Negotiations toward securing Kurdish agreement on the plan are still taking place. The parliament on Wednesday postponed a final vote on the legislation governing the provincial elections until next Monday. The legislation will include delaying a ballot in Kirkuk.

The campaign in the northern provinces is still likely to be marked by violence even if the Kirkuk question is put to the side. The Kurdish bloc has announced that it will be seeking to win control of the governorship of Ninevah, at the expense of Sunni parties. Large numbers of Kurdish troops and police are deployed in Mosul, the provincial capital. The most radical Kurdish nationalists also call for Mosul to be annexed to the KRG.

The tensions surrounding the election underscore the fragility of the purported successes achieved by the US occupation over the past year.

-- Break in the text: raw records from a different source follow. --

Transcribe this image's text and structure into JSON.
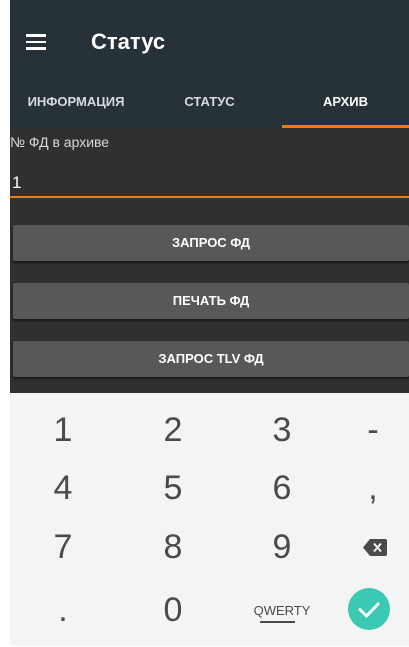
{
  "header": {
    "title": "Статус",
    "menu_icon": "hamburger-menu-icon"
  },
  "tabs": [
    {
      "label": "ИНФОРМАЦИЯ",
      "active": false
    },
    {
      "label": "СТАТУС",
      "active": false
    },
    {
      "label": "АРХИВ",
      "active": true
    }
  ],
  "form": {
    "field_label": "№ ФД в архиве",
    "field_value": "1",
    "buttons": [
      {
        "label": "ЗАПРОС ФД"
      },
      {
        "label": "ПЕЧАТЬ ФД"
      },
      {
        "label": "ЗАПРОС TLV ФД"
      }
    ]
  },
  "keyboard": {
    "rows": [
      [
        "1",
        "2",
        "3",
        "-"
      ],
      [
        "4",
        "5",
        "6",
        ","
      ],
      [
        "7",
        "8",
        "9",
        "backspace-icon"
      ],
      [
        ".",
        "0",
        "QWERTY",
        "check-icon"
      ]
    ]
  },
  "colors": {
    "toolbar": "#263238",
    "accent": "#f57c00",
    "content_bg": "#303030",
    "button_bg": "#585858",
    "keyboard_bg": "#f4f4f4",
    "done_button": "#3cc9b3"
  }
}
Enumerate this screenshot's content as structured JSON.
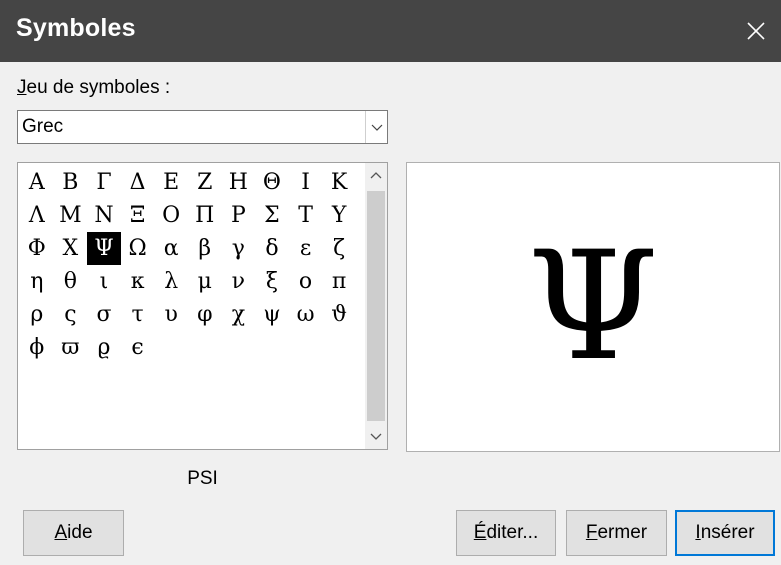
{
  "window": {
    "title": "Symboles",
    "close_icon": "close-icon"
  },
  "symbol_set": {
    "label_mnemonic": "J",
    "label_rest": "eu de symboles :",
    "selected": "Grec",
    "dropdown_icon": "chevron-down-icon"
  },
  "symbols": [
    "Α",
    "Β",
    "Γ",
    "Δ",
    "Ε",
    "Ζ",
    "Η",
    "Θ",
    "Ι",
    "Κ",
    "Λ",
    "Μ",
    "Ν",
    "Ξ",
    "Ο",
    "Π",
    "Ρ",
    "Σ",
    "Τ",
    "Υ",
    "Φ",
    "Χ",
    "Ψ",
    "Ω",
    "α",
    "β",
    "γ",
    "δ",
    "ε",
    "ζ",
    "η",
    "θ",
    "ι",
    "κ",
    "λ",
    "μ",
    "ν",
    "ξ",
    "ο",
    "π",
    "ρ",
    "ς",
    "σ",
    "τ",
    "υ",
    "φ",
    "χ",
    "ψ",
    "ω",
    "ϑ",
    "ϕ",
    "ϖ",
    "ϱ",
    "ϵ"
  ],
  "selected_symbol": "Ψ",
  "selected_name": "PSI",
  "buttons": {
    "help": {
      "mnemonic": "A",
      "rest": "ide"
    },
    "edit": {
      "mnemonic": "É",
      "rest": "diter..."
    },
    "close": {
      "mnemonic": "F",
      "rest": "ermer"
    },
    "insert": {
      "mnemonic": "I",
      "rest": "nsérer"
    }
  },
  "colors": {
    "titlebar": "#454545",
    "dialog_bg": "#f0f0f0",
    "selection": "#000000",
    "default_button_border": "#0078d7"
  }
}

Far from the “surge” laying the basis for a unified and viable state, the policies implemented by General Petraeus have benefited sectarian and regionally based factions of the Iraqi ruling elite. The antagonistic agendas of the rival factions set the stage for not only further suffering for the Iraqi people and the potential disintegration of the country, but renewed resistance to the destructive presence of US forces.